"Rescue Diver". The name evokes a Bruce Willis-esque situation where a diver's life is in jeopardy. There's an ambulance on the way - and maybe even a helicopter, but by the time they arrive it'll be too late. It's up to one courageous diver whose entire life has been leading up to this moment.
....or something along those lines. Right?
The reality is that the PADI Rescue Diver course teaches divers how to head danger off at the pass. It's less, "Cover me, Man! I'm going in!" and more of, "Hey, your weight pocket isn't clipped in all the way."
In regular, non-underwater life, we avoid bad situations in one of two ways:
- Warning from a buddy
(slow down: there's a speed trap at the bottom of this hill)
- Learning through trial and error
(bump your head going down to the basement enough times, and eventually you'll learn to duck)
Unfortunately, in diving, learning through trial and error is a bad idea. The best thing to do is get the best possible training to be a great buddy. And that means the rescue diver course.
Your Mom Thinks You Should Become a Rescue Diver

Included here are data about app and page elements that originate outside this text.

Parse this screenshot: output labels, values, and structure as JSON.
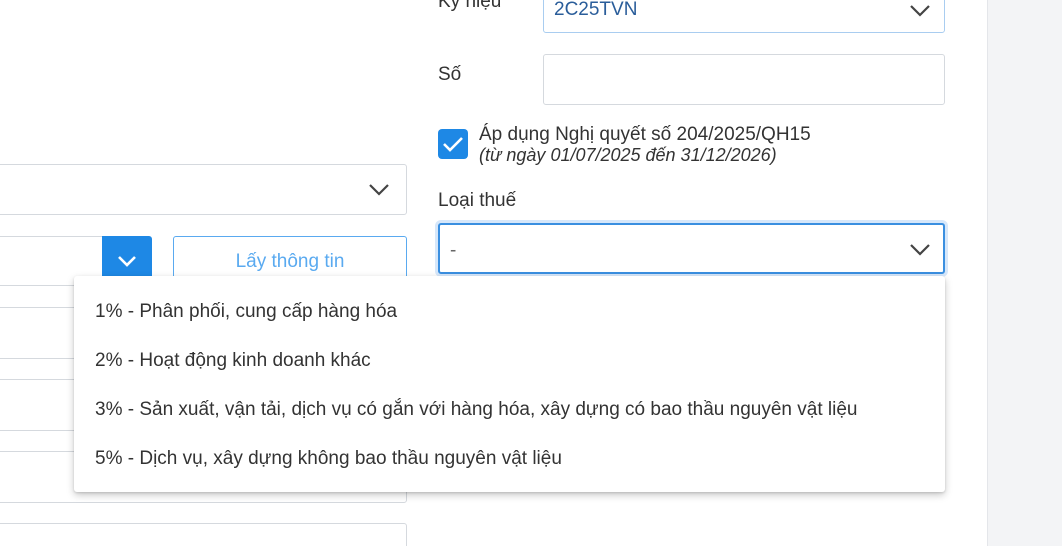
{
  "form": {
    "symbol_label": "Ký hiệu",
    "symbol_value": "2C25TVN",
    "number_label": "Số",
    "number_value": "",
    "resolution_checked": true,
    "resolution_label": "Áp dụng Nghị quyết số 204/2025/QH15",
    "resolution_note": "(từ ngày 01/07/2025 đến 31/12/2026)",
    "tax_type_label": "Loại thuế",
    "tax_type_value": "-",
    "fetch_info_button": "Lấy thông tin"
  },
  "tax_type_options": [
    "1% - Phân phối, cung cấp hàng hóa",
    "2% - Hoạt động kinh doanh khác",
    "3% - Sản xuất, vận tải, dịch vụ có gắn với hàng hóa, xây dựng có bao thầu nguyên vật liệu",
    "5% - Dịch vụ, xây dựng không bao thầu nguyên vật liệu"
  ],
  "colors": {
    "accent": "#1e88e5",
    "focus_border": "#3a8fe0",
    "outline_button": "#5aaaf0"
  }
}
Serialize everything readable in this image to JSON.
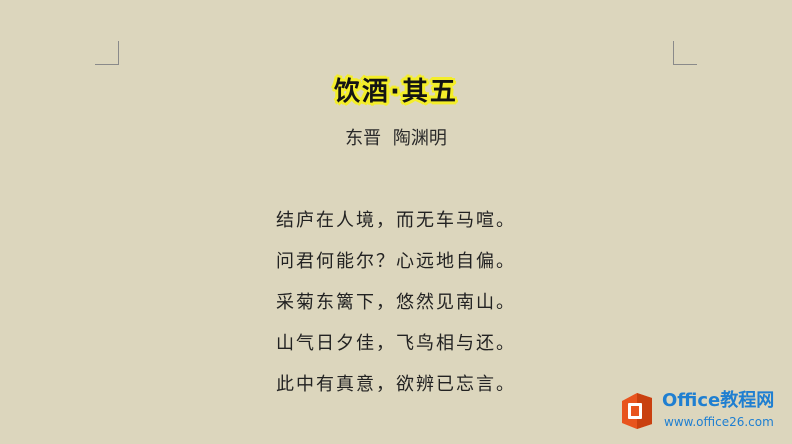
{
  "document": {
    "title": "饮酒·其五",
    "author": "东晋 陶渊明",
    "lines": [
      "结庐在人境，而无车马喧。",
      "问君何能尔？心远地自偏。",
      "采菊东篱下，悠然见南山。",
      "山气日夕佳，飞鸟相与还。",
      "此中有真意，欲辨已忘言。"
    ]
  },
  "watermark": {
    "name": "Office教程网",
    "url": "www.office26.com",
    "icon": "office-logo-icon"
  },
  "colors": {
    "page_background": "#dcd6bd",
    "title_highlight": "#f4ee2a",
    "watermark_blue": "#1f7fd1",
    "logo_orange": "#e8541e"
  }
}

The annual DAN accident report tells us that, year after year, diver error causes the majority of dive accidents. The rescue diver course teaches you something your mom has been telling you for years: an ounce of prevention is worth a pound of cure. Or 28 grams of prevention is worth 0.45 kilograms of cure if you're on the metric system.
First: know thyself and thy buddy. Do you know how to dump your buddy's weights? Do you know which BCD button inflates and which one deflates? Can your buddy do both of these things for you?
By the end of the rescue diver course, you'll be on the honor roll of dive buddies. "Have no fear, M'am, I'm a Rescue Diver. Please allow me to remove your weights."
The rescue diver course also covers emergency preparedness. An emergency can be as simple as a leg cramp, or as significant as a missing diver. Through study and in-water role-playing, you'll learn how to respond to a variety of emergency situations.
... like being attacked by a Kraken.
Rescue Diver = Serious Fun
Because divers (and scuba instructors) love to have a good time, the rescue course becomes an opportunity for serious fun. Imagine you've got three or four divers in a pool for the panicked diver scenario. Ultimately, the rescuer's mission is to assist a panicked diver at the surface without being used as a flotation device. Here's how the instructor might set it up:
"Okay, pretend Andrew here is a new diver. He's scared out of his wits because his wife made him get certified, and he's 99.9 percent sure he just saw the tentacle of a Kraken. Andrew has surfaced but forgotten to inflate his BCD. He's struggling to stay afloat and he thinks the Kraken is trying to drag him to a watery grave. Go!"
So Andrew, a fairly-reserved IT manager in real life, goes nuts. Splashing like crazy in the deep end, he starts wailing about giant tentacles and pointy teeth. Everyone is cracking up. Meanwhile, Andrew's wife does an excellent job calming Andrew down while inflating Andrew's BCD from behind his back.
Divers often tell me that rescue was their favorite scuba course – because of the fun they had and because it improved their comfort and skill level so dramatically. As you become more alert to identifying and preventing problems for others – you'll gain confidence and improved self-awareness.
Plus, a prerequisite is CPR and first aid training which, let's face it, all of us should have. Eventually, the skills you learn will come in handy: if not for you, then for your buddy or someone else.
Warm-water holiday divers: don't think for two seconds you're exempt from Rescue-level training. Please join Scuba Guru for a flashback....
Scuba Guru's Real Life Rescue Experience
It was 2006. At the start of a boat dive in the Caribbean, the Scuba Guru assisted a female vacation diver who was struggling to keep her head above water. Unbeknownst to this gymnast-sized diver, her dive buddy husband put 9 kilograms/20 pounds of weight in her BCD. It was less weight than he dove with, but more than twice what she actually required.
Due to a strong surface current, the husband was unable to assist his wife and the divemaster was assisting other divers getting into the water. Seeing an opening to put serious skills to use it was Scuba Guru to the rescue!
Afterwards, both expressed regrets about what happened. It was a seemingly simple mistake, but could have been serious and I was proud to put my skills to use.
The Scuba Guru knows all and recommends every PADI Open Water Diver progress through the ranks and become PADI Rescue Diver certified. Still not convinced? Talk to your PADI Dive Center, Resort or Instructor about observing a rescue course, talk to some certified rescue divers or participate in a rescue workshop.